- Expansion of Telemedicine Capabilities
The eighth innovation that’s impacting clinical data capture is the expansion of telemedicine capabilities. As virtual consultations become increasingly commonplace, they offer a new channel for data capture. Clinical investigators can now monitor patient progress remotely, reducing the need for frequent hospital visits and making trials more convenient for participants.
Beyond convenience, telemedicine also opens trials to a broader participant pool. Geographic limitations that may have previously excluded some patients no longer apply, making trials more inclusive. It widens the data range and can contribute to the validity and applicability of trial results.
- Implementation of Data Lakes
Finally, the ninth innovation involves the implementation of data lakes for storing and analyzing data. Unlike traditional data storage systems that require data structuring beforehand, data lakes allow storing large amounts of raw data. It provides the flexibility to perform various analyses, allowing researchers to explore different aspects of the data.
Data lakes also support integrating various data types, including structured, semi-structured, and unstructured data. It’s especially valuable in the era of big data, where diverse data sources are utilized in clinical trials. With data lakes, researchers can extract more insights from their data, supporting informed decision-making.

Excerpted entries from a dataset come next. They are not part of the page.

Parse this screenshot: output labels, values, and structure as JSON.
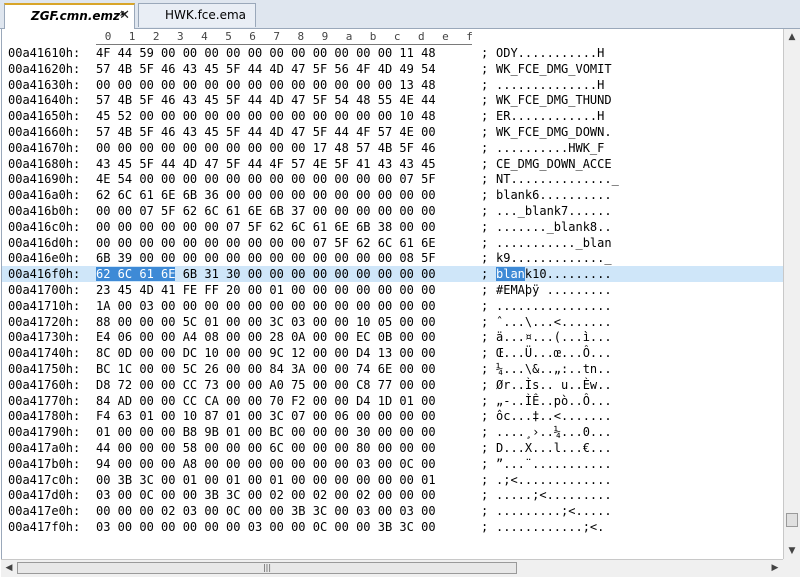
{
  "tabs": [
    {
      "label": "ZGF.cmn.emz*",
      "close": "✕"
    },
    {
      "label": "HWK.fce.ema"
    }
  ],
  "column_headers": [
    "0",
    "1",
    "2",
    "3",
    "4",
    "5",
    "6",
    "7",
    "8",
    "9",
    "a",
    "b",
    "c",
    "d",
    "e",
    "f"
  ],
  "separator": ";",
  "selected_row_index": 14,
  "highlight": {
    "hex_bytes": 4,
    "ascii_chars": 4
  },
  "rows": [
    {
      "addr": "00a41610h:",
      "hex": "4F 44 59 00 00 00 00 00 00 00 00 00 00 00 11 48",
      "ascii": "ODY...........H"
    },
    {
      "addr": "00a41620h:",
      "hex": "57 4B 5F 46 43 45 5F 44 4D 47 5F 56 4F 4D 49 54",
      "ascii": "WK_FCE_DMG_VOMIT"
    },
    {
      "addr": "00a41630h:",
      "hex": "00 00 00 00 00 00 00 00 00 00 00 00 00 00 13 48",
      "ascii": "..............H"
    },
    {
      "addr": "00a41640h:",
      "hex": "57 4B 5F 46 43 45 5F 44 4D 47 5F 54 48 55 4E 44",
      "ascii": "WK_FCE_DMG_THUND"
    },
    {
      "addr": "00a41650h:",
      "hex": "45 52 00 00 00 00 00 00 00 00 00 00 00 00 10 48",
      "ascii": "ER............H"
    },
    {
      "addr": "00a41660h:",
      "hex": "57 4B 5F 46 43 45 5F 44 4D 47 5F 44 4F 57 4E 00",
      "ascii": "WK_FCE_DMG_DOWN."
    },
    {
      "addr": "00a41670h:",
      "hex": "00 00 00 00 00 00 00 00 00 00 17 48 57 4B 5F 46",
      "ascii": "..........HWK_F"
    },
    {
      "addr": "00a41680h:",
      "hex": "43 45 5F 44 4D 47 5F 44 4F 57 4E 5F 41 43 43 45",
      "ascii": "CE_DMG_DOWN_ACCE"
    },
    {
      "addr": "00a41690h:",
      "hex": "4E 54 00 00 00 00 00 00 00 00 00 00 00 00 07 5F",
      "ascii": "NT.............._"
    },
    {
      "addr": "00a416a0h:",
      "hex": "62 6C 61 6E 6B 36 00 00 00 00 00 00 00 00 00 00",
      "ascii": "blank6.........."
    },
    {
      "addr": "00a416b0h:",
      "hex": "00 00 07 5F 62 6C 61 6E 6B 37 00 00 00 00 00 00",
      "ascii": "..._blank7......"
    },
    {
      "addr": "00a416c0h:",
      "hex": "00 00 00 00 00 00 07 5F 62 6C 61 6E 6B 38 00 00",
      "ascii": "......._blank8.."
    },
    {
      "addr": "00a416d0h:",
      "hex": "00 00 00 00 00 00 00 00 00 00 07 5F 62 6C 61 6E",
      "ascii": "..........._blan"
    },
    {
      "addr": "00a416e0h:",
      "hex": "6B 39 00 00 00 00 00 00 00 00 00 00 00 00 08 5F",
      "ascii": "k9............._"
    },
    {
      "addr": "00a416f0h:",
      "hex": "62 6C 61 6E 6B 31 30 00 00 00 00 00 00 00 00 00",
      "ascii": "blank10........."
    },
    {
      "addr": "00a41700h:",
      "hex": "23 45 4D 41 FE FF 20 00 01 00 00 00 00 00 00 00",
      "ascii": "#EMAþÿ ........."
    },
    {
      "addr": "00a41710h:",
      "hex": "1A 00 03 00 00 00 00 00 00 00 00 00 00 00 00 00",
      "ascii": "................"
    },
    {
      "addr": "00a41720h:",
      "hex": "88 00 00 00 5C 01 00 00 3C 03 00 00 10 05 00 00",
      "ascii": "ˆ...\\...<......."
    },
    {
      "addr": "00a41730h:",
      "hex": "E4 06 00 00 A4 08 00 00 28 0A 00 00 EC 0B 00 00",
      "ascii": "ä...¤...(...ì..."
    },
    {
      "addr": "00a41740h:",
      "hex": "8C 0D 00 00 DC 10 00 00 9C 12 00 00 D4 13 00 00",
      "ascii": "Œ...Ü...œ...Ô..."
    },
    {
      "addr": "00a41750h:",
      "hex": "BC 1C 00 00 5C 26 00 00 84 3A 00 00 74 6E 00 00",
      "ascii": "¼...\\&..„:..tn.."
    },
    {
      "addr": "00a41760h:",
      "hex": "D8 72 00 00 CC 73 00 00 A0 75 00 00 C8 77 00 00",
      "ascii": "Ør..Ìs.. u..Èw.."
    },
    {
      "addr": "00a41770h:",
      "hex": "84 AD 00 00 CC CA 00 00 70 F2 00 00 D4 1D 01 00",
      "ascii": "„-..ÌÊ..pò..Ô..."
    },
    {
      "addr": "00a41780h:",
      "hex": "F4 63 01 00 10 87 01 00 3C 07 00 06 00 00 00 00",
      "ascii": "ôc...‡..<......."
    },
    {
      "addr": "00a41790h:",
      "hex": "01 00 00 00 B8 9B 01 00 BC 00 00 00 30 00 00 00",
      "ascii": "....¸›..¼...0..."
    },
    {
      "addr": "00a417a0h:",
      "hex": "44 00 00 00 58 00 00 00 6C 00 00 00 80 00 00 00",
      "ascii": "D...X...l...€..."
    },
    {
      "addr": "00a417b0h:",
      "hex": "94 00 00 00 A8 00 00 00 00 00 00 00 03 00 0C 00",
      "ascii": "”...¨..........."
    },
    {
      "addr": "00a417c0h:",
      "hex": "00 3B 3C 00 01 00 01 00 01 00 00 00 00 00 00 01",
      "ascii": ".;<............."
    },
    {
      "addr": "00a417d0h:",
      "hex": "03 00 0C 00 00 3B 3C 00 02 00 02 00 02 00 00 00",
      "ascii": ".....;<........."
    },
    {
      "addr": "00a417e0h:",
      "hex": "00 00 00 02 03 00 0C 00 00 3B 3C 00 03 00 03 00",
      "ascii": ".........;<....."
    },
    {
      "addr": "00a417f0h:",
      "hex": "03 00 00 00 00 00 00 03 00 00 0C 00 00 3B 3C 00",
      "ascii": "............;<."
    }
  ],
  "icons": {
    "scroll_up": "up-arrow-icon",
    "scroll_down": "down-arrow-icon",
    "scroll_left": "left-arrow-icon",
    "scroll_right": "right-arrow-icon"
  }
}
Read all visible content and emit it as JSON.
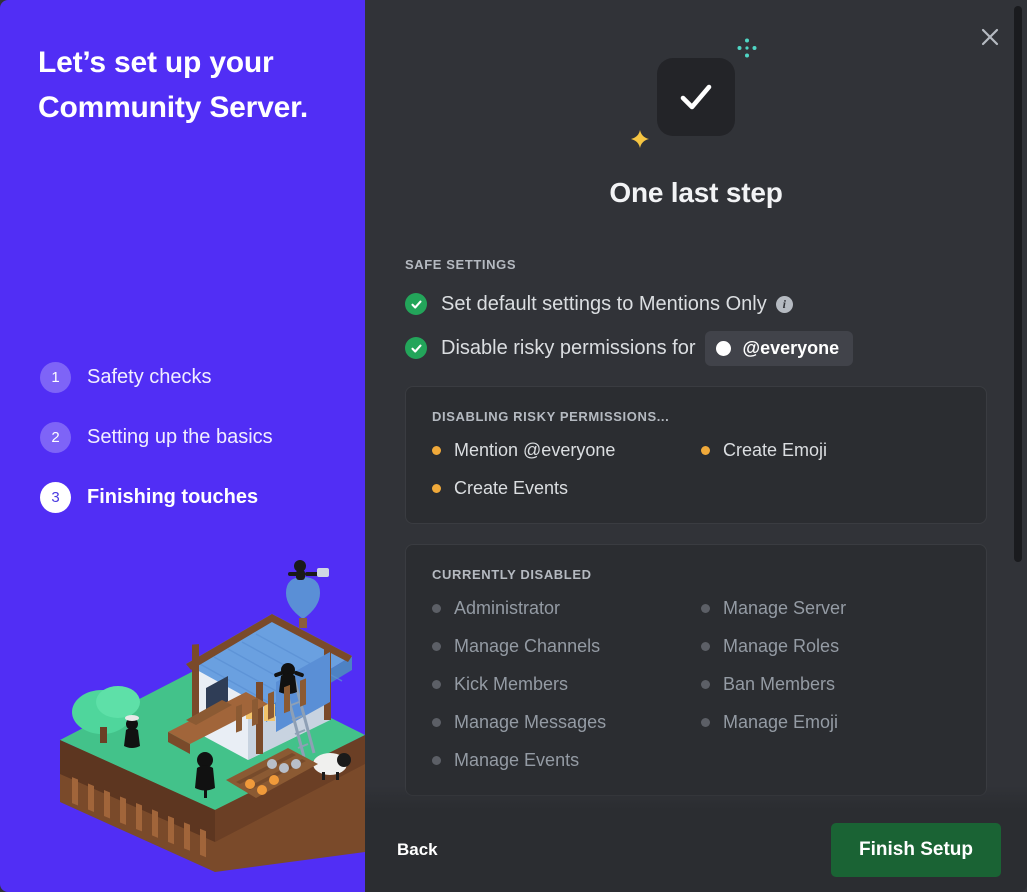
{
  "window": {
    "accent_purple": "#512EF5",
    "panel_bg": "#313338",
    "card_bg": "#2B2D31",
    "success_green": "#23A55A",
    "warn_amber": "#F0A93A",
    "finish_green": "#1A6334"
  },
  "sidebar": {
    "heading": "Let’s set up your Community Server.",
    "steps": [
      {
        "number": "1",
        "label": "Safety checks",
        "active": false
      },
      {
        "number": "2",
        "label": "Setting up the basics",
        "active": false
      },
      {
        "number": "3",
        "label": "Finishing touches",
        "active": true
      }
    ],
    "illustration_name": "isometric-farmhouse-illustration"
  },
  "main": {
    "close_icon": "close-icon",
    "hero_icon": "checkmark-icon",
    "sparkle_teal": "sparkle-dots-icon",
    "sparkle_yellow": "four-point-star-icon",
    "title": "One last step",
    "safe_settings": {
      "label": "SAFE SETTINGS",
      "rows": [
        {
          "text": "Set default settings to Mentions Only",
          "has_info": true,
          "info_glyph": "i"
        },
        {
          "text": "Disable risky permissions for",
          "has_info": false,
          "role_pill": {
            "name": "@everyone",
            "dot_color": "#FFFFFF"
          }
        }
      ]
    },
    "disabling_panel": {
      "title": "DISABLING RISKY PERMISSIONS...",
      "items": [
        "Mention @everyone",
        "Create Emoji",
        "Create Events"
      ]
    },
    "currently_disabled_panel": {
      "title": "CURRENTLY DISABLED",
      "items": [
        "Administrator",
        "Manage Server",
        "Manage Channels",
        "Manage Roles",
        "Kick Members",
        "Ban Members",
        "Manage Messages",
        "Manage Emoji",
        "Manage Events"
      ]
    },
    "scrollbar": {
      "name": "vertical-scrollbar"
    }
  },
  "footer": {
    "back_label": "Back",
    "finish_label": "Finish Setup"
  }
}
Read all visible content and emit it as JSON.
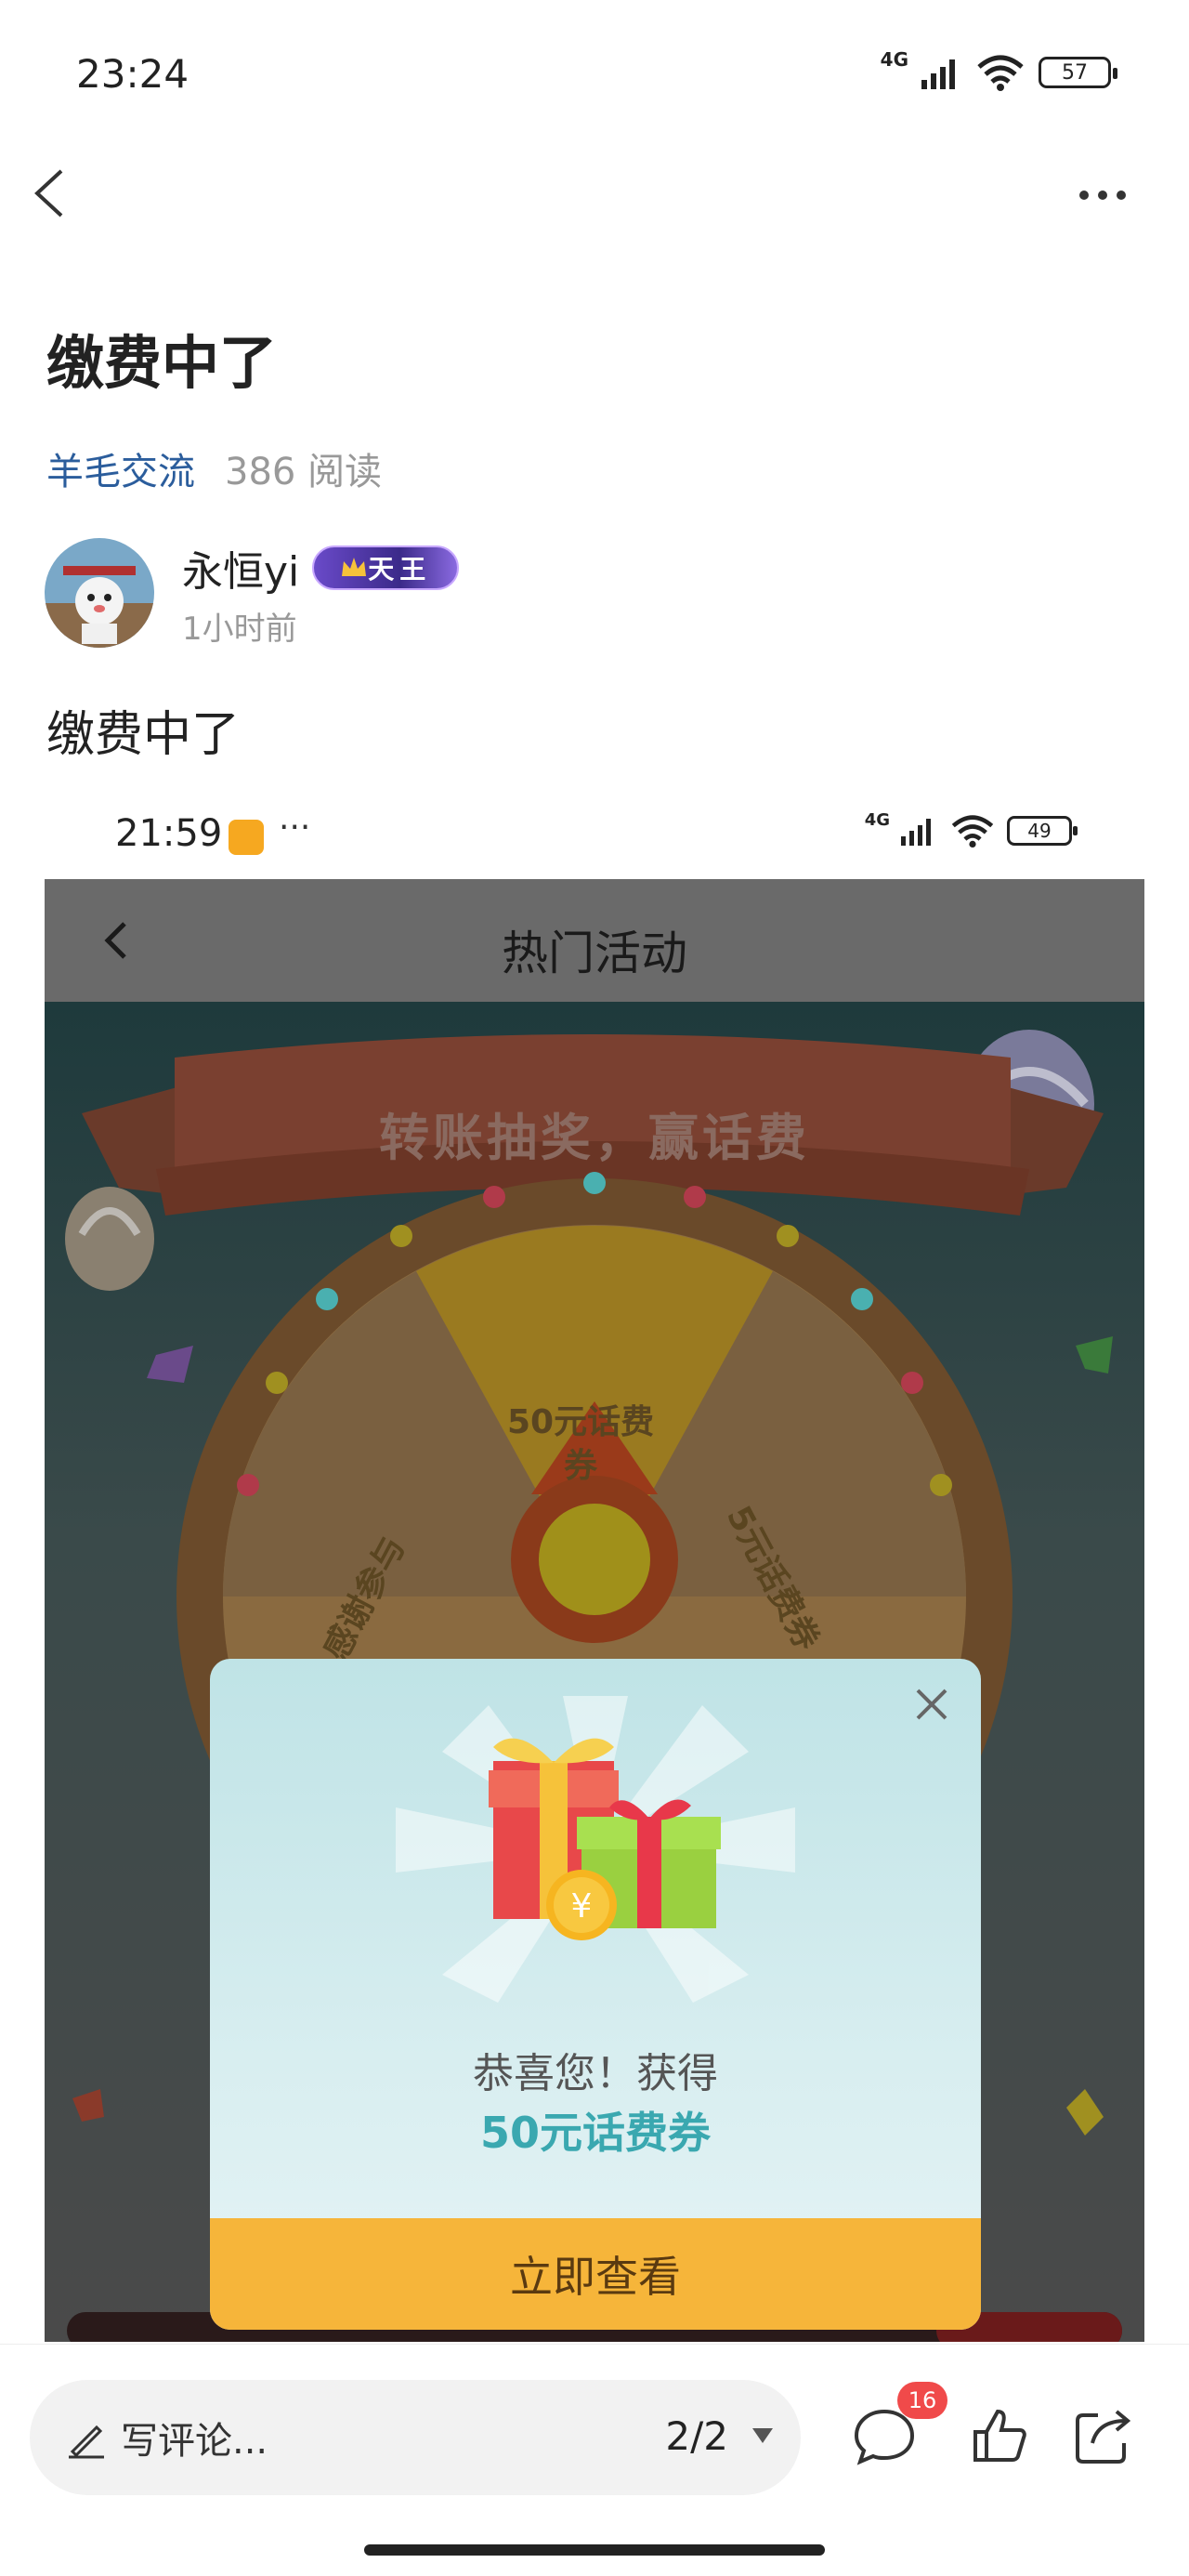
{
  "status_bar": {
    "time": "23:24",
    "network": "4G",
    "battery": "57"
  },
  "post": {
    "title": "缴费中了",
    "channel": "羊毛交流",
    "reads": "386 阅读",
    "author_name": "永恒yi",
    "author_badge": "天王",
    "time": "1小时前",
    "body": "缴费中了"
  },
  "embedded_screenshot": {
    "status_time": "21:59",
    "status_dots": "···",
    "network": "4G",
    "battery": "49",
    "header_title": "热门活动",
    "banner": "转账抽奖，赢话费",
    "wheel_segments": [
      "50元话费\n券",
      "5元话费券",
      "感谢参与"
    ],
    "modal": {
      "line1": "恭喜您！获得",
      "line2": "50元话费券",
      "button": "立即查看"
    }
  },
  "bottom_bar": {
    "comment_placeholder": "写评论...",
    "page_indicator": "2/2",
    "comment_count": "16"
  },
  "colors": {
    "channel_link": "#2b5d9c",
    "modal_button": "#f6b53a",
    "modal_highlight": "#3aa8b0",
    "badge_red": "#f04a4a"
  }
}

In conclusion, the innovations in clinical data capture are driving the evolution of clinical trials. From adopting eCRFs to using AI, these advancements are increasing the efficiency, accuracy, and effectiveness of data capture, paving the way for the future of clinical trials.